Figure 21.14. The Format dialog in the Design tab.
For more information on the options in the format dialog or the right-click menu, p. 155 and "Modifying Object Properties for Formatting Purposes," p. 151
Right-clicking in a whitespace not occupied by a field, but still in the report sections, enables you to enter a text field or open the section expert. Like the section expert in Crystal Reports, you can determine here how sections should behave, and for instance, create a drill-down report section on the Web (see Figure 21.15). For a complete discussion of sections and section behavior, refer to Chapter 7, "Working with Report Sections."
Figure 21.15. The Section Expert dialog in the Design tab.
Ad-Hoc Report Design Summary
The Ad-Hoc tool provides powerful report creation and modification over the Web, with many of the core features of Crystal Reports exposed to an end user without any desktop installation. Coupled with the power of Business Views to simplify database interaction, most users can create or modify reports quite easily. Although out of scope in this chapter, the Ad-Hoc application can easily be modified to open existing reports for modification as well as the report creation capability detailed previously. The end users of this application can then share the newly created value with their colleagues by publishing their newly created or modified reports back into Crystal Enterprise directly from the Ad-Hoc application.

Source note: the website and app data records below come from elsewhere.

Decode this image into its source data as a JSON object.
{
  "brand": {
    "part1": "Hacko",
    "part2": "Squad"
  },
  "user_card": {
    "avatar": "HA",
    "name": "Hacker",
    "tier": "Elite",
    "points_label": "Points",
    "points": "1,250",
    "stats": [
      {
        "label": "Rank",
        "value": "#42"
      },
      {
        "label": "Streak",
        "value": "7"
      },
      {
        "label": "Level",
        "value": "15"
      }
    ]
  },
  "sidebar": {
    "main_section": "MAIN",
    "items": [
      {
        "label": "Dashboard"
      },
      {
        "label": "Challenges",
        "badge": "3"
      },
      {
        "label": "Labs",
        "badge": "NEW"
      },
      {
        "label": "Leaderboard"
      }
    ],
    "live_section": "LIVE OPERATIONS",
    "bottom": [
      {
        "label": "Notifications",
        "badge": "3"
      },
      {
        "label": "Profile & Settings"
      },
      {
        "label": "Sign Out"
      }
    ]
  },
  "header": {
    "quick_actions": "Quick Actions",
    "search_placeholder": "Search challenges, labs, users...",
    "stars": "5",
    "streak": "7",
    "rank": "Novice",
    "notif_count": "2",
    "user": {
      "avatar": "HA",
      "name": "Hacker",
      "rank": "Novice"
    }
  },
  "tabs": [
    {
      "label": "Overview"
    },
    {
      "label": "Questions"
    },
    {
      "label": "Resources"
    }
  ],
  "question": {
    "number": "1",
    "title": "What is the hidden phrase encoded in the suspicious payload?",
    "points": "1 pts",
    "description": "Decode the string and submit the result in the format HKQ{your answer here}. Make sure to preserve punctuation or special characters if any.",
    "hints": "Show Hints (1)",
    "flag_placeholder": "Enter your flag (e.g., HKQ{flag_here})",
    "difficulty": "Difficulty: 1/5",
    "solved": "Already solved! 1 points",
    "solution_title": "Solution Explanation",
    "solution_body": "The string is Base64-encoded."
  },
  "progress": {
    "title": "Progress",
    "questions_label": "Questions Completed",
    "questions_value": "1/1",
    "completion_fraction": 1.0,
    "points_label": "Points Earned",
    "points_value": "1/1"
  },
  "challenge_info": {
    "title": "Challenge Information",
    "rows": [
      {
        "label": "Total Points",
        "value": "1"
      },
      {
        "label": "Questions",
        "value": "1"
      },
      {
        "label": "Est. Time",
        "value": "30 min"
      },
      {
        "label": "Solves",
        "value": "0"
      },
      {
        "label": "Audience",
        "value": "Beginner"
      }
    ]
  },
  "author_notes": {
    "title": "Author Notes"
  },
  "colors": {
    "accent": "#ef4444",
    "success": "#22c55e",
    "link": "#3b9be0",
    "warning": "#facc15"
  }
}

With the overview of the Ad-Hoc application completed, you now move to the second major Ad-Hoc tool in Crystal Enterprise, the Crystal Reports Add-in for Microsoft Excel.
Part I. Crystal Reports Design
Creating and Designing Basic Reports
Selecting and Grouping Data
Filtering, Sorting, and Summarizing Data
Understanding and Implementing Formulas
Implementing Parameters for Dynamic Reporting
Part II. Formatting Crystal Reports
Fundamentals of Report Formatting
Working with Report Sections
Visualizing Your Data with Charts and Maps
Custom Formatting Techniques
Part III. Advanced Crystal Reports Design
Using Cross-Tabs for Summarized Reporting
Using Record Selections and Alerts for Interactive Reporting
Using Subreports and Multi-Pass Reporting
Using Formulas and Custom Functions
Designing Effective Report Templates
Additional Data Sources for Crystal Reports
Multidimensional Reporting Against OLAP Data with Crystal Reports
Part IV. Enterprise Report Design Analytic, Web-based, and Excel Report Design
Introduction to Crystal Repository
Crystal Reports Semantic Layer Business Views
Creating Crystal Analysis Reports
Advanced Crystal Analysis Report Design
Ad-Hoc Application and Excel Plug-in for Ad-Hoc and Analytic Reporting
Part V. Web Report Distribution Using Crystal Enterprise
Introduction to Crystal Enterprise
Using Crystal Enterprise with Web Desktop
Crystal Enterprise Architecture
Planning Considerations When Deploying Crystal Enterprise
Deploying Crystal Enterprise in a Complex Network Environment
Administering and Configuring Crystal Enterprise
Part VI. Customized Report Distribution Using Crystal Reports Components
Java Reporting Components
Crystal Reports .NET Components
COM Reporting Components
Part VII. Customized Report Distribution Using Crystal Enterprise Embedded Edition
Introduction to Crystal Enterprise Embedded Edition
Crystal Enterprise Viewing Reports
Crystal Enterprise Embedded Report Modification and Creation
Part VIII. Customized Report Distribution Using Crystal Enterprise Professional
Introduction to the Crystal Enterprise Professional Object Model
Creating Enterprise Reports Applications with Crystal Enterprise Part I
Creating Enterprise Reporting Applications with Crystal Enterprise Part II
Appendix A. Using Sql Queries In Crystal Reports
Creating Enterprise Reporting Applications with Crystal Enterprise Part II